WHAT YOU WILL DO: Print each record below word for word.

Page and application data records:

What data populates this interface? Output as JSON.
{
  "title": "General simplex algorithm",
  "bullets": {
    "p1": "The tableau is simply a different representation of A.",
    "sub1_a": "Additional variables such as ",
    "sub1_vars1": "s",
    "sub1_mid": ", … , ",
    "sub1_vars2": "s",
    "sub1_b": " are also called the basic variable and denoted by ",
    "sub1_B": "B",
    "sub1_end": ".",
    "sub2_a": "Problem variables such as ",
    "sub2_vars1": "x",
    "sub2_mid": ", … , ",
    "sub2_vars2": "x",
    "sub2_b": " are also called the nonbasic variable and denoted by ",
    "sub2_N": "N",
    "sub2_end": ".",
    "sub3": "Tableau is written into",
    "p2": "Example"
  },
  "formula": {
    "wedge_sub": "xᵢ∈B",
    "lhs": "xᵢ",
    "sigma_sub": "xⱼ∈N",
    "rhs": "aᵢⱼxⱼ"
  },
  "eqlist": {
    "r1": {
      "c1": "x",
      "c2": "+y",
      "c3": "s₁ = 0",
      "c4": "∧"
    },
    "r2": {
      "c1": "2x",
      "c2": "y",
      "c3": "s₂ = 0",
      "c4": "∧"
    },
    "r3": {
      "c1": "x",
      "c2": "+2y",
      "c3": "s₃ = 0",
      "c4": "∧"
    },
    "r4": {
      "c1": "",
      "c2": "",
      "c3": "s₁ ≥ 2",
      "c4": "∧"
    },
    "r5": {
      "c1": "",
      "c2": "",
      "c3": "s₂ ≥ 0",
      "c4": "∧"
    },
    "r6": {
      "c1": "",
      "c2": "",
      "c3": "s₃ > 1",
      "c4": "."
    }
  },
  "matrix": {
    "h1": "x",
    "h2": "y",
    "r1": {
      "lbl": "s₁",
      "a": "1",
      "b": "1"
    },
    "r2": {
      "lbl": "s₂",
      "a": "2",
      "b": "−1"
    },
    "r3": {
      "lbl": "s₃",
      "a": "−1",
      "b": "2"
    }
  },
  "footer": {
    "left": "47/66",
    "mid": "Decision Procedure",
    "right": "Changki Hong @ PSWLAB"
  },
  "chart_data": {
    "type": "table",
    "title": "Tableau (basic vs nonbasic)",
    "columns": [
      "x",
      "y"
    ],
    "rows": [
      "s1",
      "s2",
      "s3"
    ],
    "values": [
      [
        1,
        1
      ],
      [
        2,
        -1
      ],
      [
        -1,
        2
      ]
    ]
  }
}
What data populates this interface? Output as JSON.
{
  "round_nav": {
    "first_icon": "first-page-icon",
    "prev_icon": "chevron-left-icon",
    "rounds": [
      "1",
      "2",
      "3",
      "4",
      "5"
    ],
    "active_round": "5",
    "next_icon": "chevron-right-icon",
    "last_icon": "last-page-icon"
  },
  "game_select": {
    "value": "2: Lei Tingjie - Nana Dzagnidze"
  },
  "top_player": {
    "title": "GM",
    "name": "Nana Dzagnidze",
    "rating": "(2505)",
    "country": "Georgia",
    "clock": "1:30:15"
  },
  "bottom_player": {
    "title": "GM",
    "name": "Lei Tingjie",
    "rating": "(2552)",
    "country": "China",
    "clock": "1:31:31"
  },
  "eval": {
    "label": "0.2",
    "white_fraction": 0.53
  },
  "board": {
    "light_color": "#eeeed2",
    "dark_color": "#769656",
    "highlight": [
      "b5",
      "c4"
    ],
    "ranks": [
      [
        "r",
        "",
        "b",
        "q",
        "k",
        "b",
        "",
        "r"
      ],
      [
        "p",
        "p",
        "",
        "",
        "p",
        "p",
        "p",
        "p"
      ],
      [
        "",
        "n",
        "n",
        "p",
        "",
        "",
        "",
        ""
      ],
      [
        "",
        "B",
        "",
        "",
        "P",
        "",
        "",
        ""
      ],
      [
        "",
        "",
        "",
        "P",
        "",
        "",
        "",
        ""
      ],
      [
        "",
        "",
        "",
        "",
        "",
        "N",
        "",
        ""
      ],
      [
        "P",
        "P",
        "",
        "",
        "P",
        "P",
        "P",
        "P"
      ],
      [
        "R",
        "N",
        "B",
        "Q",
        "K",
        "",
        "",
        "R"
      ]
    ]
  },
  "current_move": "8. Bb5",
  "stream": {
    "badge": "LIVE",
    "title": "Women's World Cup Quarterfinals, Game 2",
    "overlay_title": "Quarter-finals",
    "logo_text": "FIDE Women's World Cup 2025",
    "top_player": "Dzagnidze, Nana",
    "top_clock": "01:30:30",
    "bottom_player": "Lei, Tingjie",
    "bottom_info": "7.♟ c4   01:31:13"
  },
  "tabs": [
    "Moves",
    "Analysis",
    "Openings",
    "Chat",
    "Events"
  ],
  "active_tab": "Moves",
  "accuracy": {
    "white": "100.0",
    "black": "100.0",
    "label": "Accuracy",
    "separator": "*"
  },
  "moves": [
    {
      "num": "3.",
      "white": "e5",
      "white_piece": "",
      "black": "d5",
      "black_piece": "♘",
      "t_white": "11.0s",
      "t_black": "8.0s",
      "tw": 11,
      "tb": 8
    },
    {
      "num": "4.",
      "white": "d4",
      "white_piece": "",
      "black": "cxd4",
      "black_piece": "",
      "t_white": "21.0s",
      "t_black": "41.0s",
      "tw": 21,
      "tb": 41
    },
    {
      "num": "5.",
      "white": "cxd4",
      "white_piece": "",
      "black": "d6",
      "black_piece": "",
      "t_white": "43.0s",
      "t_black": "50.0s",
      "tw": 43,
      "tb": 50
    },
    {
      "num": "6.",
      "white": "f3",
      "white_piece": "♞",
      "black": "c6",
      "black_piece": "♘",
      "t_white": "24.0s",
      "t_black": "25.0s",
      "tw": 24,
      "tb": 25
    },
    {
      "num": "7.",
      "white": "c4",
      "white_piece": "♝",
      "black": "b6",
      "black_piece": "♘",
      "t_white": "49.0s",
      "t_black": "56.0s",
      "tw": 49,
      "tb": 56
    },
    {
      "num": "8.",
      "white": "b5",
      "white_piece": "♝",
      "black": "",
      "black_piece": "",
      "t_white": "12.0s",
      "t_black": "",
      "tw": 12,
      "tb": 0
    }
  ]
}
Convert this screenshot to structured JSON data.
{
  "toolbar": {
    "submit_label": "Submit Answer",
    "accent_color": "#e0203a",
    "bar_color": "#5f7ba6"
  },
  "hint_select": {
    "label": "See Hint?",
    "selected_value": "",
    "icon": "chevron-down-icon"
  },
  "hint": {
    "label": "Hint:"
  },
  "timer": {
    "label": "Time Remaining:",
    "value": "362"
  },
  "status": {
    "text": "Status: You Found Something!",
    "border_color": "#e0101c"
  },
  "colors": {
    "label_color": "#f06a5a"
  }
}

FINISHED EXERCISE:
What data populates this interface? Output as JSON.
{
  "title": "General simplex algorithm",
  "bullets": {
    "p1": "The tableau is simply a different representation of A.",
    "sub1_a": "Additional variables such as ",
    "sub1_vars1": "s",
    "sub1_mid": ", … , ",
    "sub1_vars2": "s",
    "sub1_b": " are also called the basic variable and denoted by ",
    "sub1_B": "B",
    "sub1_end": ".",
    "sub2_a": "Problem variables such as ",
    "sub2_vars1": "x",
    "sub2_mid": ", … , ",
    "sub2_vars2": "x",
    "sub2_b": " are also called the nonbasic variable and denoted by ",
    "sub2_N": "N",
    "sub2_end": ".",
    "sub3": "Tableau is written into",
    "p2": "Example"
  },
  "formula": {
    "wedge_sub": "xᵢ∈B",
    "lhs": "xᵢ",
    "sigma_sub": "xⱼ∈N",
    "rhs": "aᵢⱼxⱼ"
  },
  "eqlist": {
    "r1": {
      "c1": "x",
      "c2": "+y",
      "c3": "s₁ = 0",
      "c4": "∧"
    },
    "r2": {
      "c1": "2x",
      "c2": "y",
      "c3": "s₂ = 0",
      "c4": "∧"
    },
    "r3": {
      "c1": "x",
      "c2": "+2y",
      "c3": "s₃ = 0",
      "c4": "∧"
    },
    "r4": {
      "c1": "",
      "c2": "",
      "c3": "s₁ ≥ 2",
      "c4": "∧"
    },
    "r5": {
      "c1": "",
      "c2": "",
      "c3": "s₂ ≥ 0",
      "c4": "∧"
    },
    "r6": {
      "c1": "",
      "c2": "",
      "c3": "s₃ > 1",
      "c4": "."
    }
  },
  "matrix": {
    "h1": "x",
    "h2": "y",
    "r1": {
      "lbl": "s₁",
      "a": "1",
      "b": "1"
    },
    "r2": {
      "lbl": "s₂",
      "a": "2",
      "b": "−1"
    },
    "r3": {
      "lbl": "s₃",
      "a": "−1",
      "b": "2"
    }
  },
  "footer": {
    "left": "47/66",
    "mid": "Decision Procedure",
    "right": "Changki Hong @ PSWLAB"
  },
  "chart_data": {
    "type": "table",
    "title": "Tableau (basic vs nonbasic)",
    "columns": [
      "x",
      "y"
    ],
    "rows": [
      "s1",
      "s2",
      "s3"
    ],
    "values": [
      [
        1,
        1
      ],
      [
        2,
        -1
      ],
      [
        -1,
        2
      ]
    ]
  }
}
What data populates this interface? Output as JSON.
{
  "round_nav": {
    "first_icon": "first-page-icon",
    "prev_icon": "chevron-left-icon",
    "rounds": [
      "1",
      "2",
      "3",
      "4",
      "5"
    ],
    "active_round": "5",
    "next_icon": "chevron-right-icon",
    "last_icon": "last-page-icon"
  },
  "game_select": {
    "value": "2: Lei Tingjie - Nana Dzagnidze"
  },
  "top_player": {
    "title": "GM",
    "name": "Nana Dzagnidze",
    "rating": "(2505)",
    "country": "Georgia",
    "clock": "1:30:15"
  },
  "bottom_player": {
    "title": "GM",
    "name": "Lei Tingjie",
    "rating": "(2552)",
    "country": "China",
    "clock": "1:31:31"
  },
  "eval": {
    "label": "0.2",
    "white_fraction": 0.53
  },
  "board": {
    "light_color": "#eeeed2",
    "dark_color": "#769656",
    "highlight": [
      "b5",
      "c4"
    ],
    "ranks": [
      [
        "r",
        "",
        "b",
        "q",
        "k",
        "b",
        "",
        "r"
      ],
      [
        "p",
        "p",
        "",
        "",
        "p",
        "p",
        "p",
        "p"
      ],
      [
        "",
        "n",
        "n",
        "p",
        "",
        "",
        "",
        ""
      ],
      [
        "",
        "B",
        "",
        "",
        "P",
        "",
        "",
        ""
      ],
      [
        "",
        "",
        "",
        "P",
        "",
        "",
        "",
        ""
      ],
      [
        "",
        "",
        "",
        "",
        "",
        "N",
        "",
        ""
      ],
      [
        "P",
        "P",
        "",
        "",
        "P",
        "P",
        "P",
        "P"
      ],
      [
        "R",
        "N",
        "B",
        "Q",
        "K",
        "",
        "",
        "R"
      ]
    ]
  },
  "current_move": "8. Bb5",
  "stream": {
    "badge": "LIVE",
    "title": "Women's World Cup Quarterfinals, Game 2",
    "overlay_title": "Quarter-finals",
    "logo_text": "FIDE Women's World Cup 2025",
    "top_player": "Dzagnidze, Nana",
    "top_clock": "01:30:30",
    "bottom_player": "Lei, Tingjie",
    "bottom_info": "7.♟ c4   01:31:13"
  },
  "tabs": [
    "Moves",
    "Analysis",
    "Openings",
    "Chat",
    "Events"
  ],
  "active_tab": "Moves",
  "accuracy": {
    "white": "100.0",
    "black": "100.0",
    "label": "Accuracy",
    "separator": "*"
  },
  "moves": [
    {
      "num": "3.",
      "white": "e5",
      "white_piece": "",
      "black": "d5",
      "black_piece": "♘",
      "t_white": "11.0s",
      "t_black": "8.0s",
      "tw": 11,
      "tb": 8
    },
    {
      "num": "4.",
      "white": "d4",
      "white_piece": "",
      "black": "cxd4",
      "black_piece": "",
      "t_white": "21.0s",
      "t_black": "41.0s",
      "tw": 21,
      "tb": 41
    },
    {
      "num": "5.",
      "white": "cxd4",
      "white_piece": "",
      "black": "d6",
      "black_piece": "",
      "t_white": "43.0s",
      "t_black": "50.0s",
      "tw": 43,
      "tb": 50
    },
    {
      "num": "6.",
      "white": "f3",
      "white_piece": "♞",
      "black": "c6",
      "black_piece": "♘",
      "t_white": "24.0s",
      "t_black": "25.0s",
      "tw": 24,
      "tb": 25
    },
    {
      "num": "7.",
      "white": "c4",
      "white_piece": "♝",
      "black": "b6",
      "black_piece": "♘",
      "t_white": "49.0s",
      "t_black": "56.0s",
      "tw": 49,
      "tb": 56
    },
    {
      "num": "8.",
      "white": "b5",
      "white_piece": "♝",
      "black": "",
      "black_piece": "",
      "t_white": "12.0s",
      "t_black": "",
      "tw": 12,
      "tb": 0
    }
  ]
}
Convert this screenshot to structured JSON data.
{
  "toolbar": {
    "submit_label": "Submit Answer",
    "accent_color": "#e0203a",
    "bar_color": "#5f7ba6"
  },
  "hint_select": {
    "label": "See Hint?",
    "selected_value": "",
    "icon": "chevron-down-icon"
  },
  "hint": {
    "label": "Hint:"
  },
  "timer": {
    "label": "Time Remaining:",
    "value": "362"
  },
  "status": {
    "text": "Status: You Found Something!",
    "border_color": "#e0101c"
  },
  "colors": {
    "label_color": "#f06a5a"
  }
}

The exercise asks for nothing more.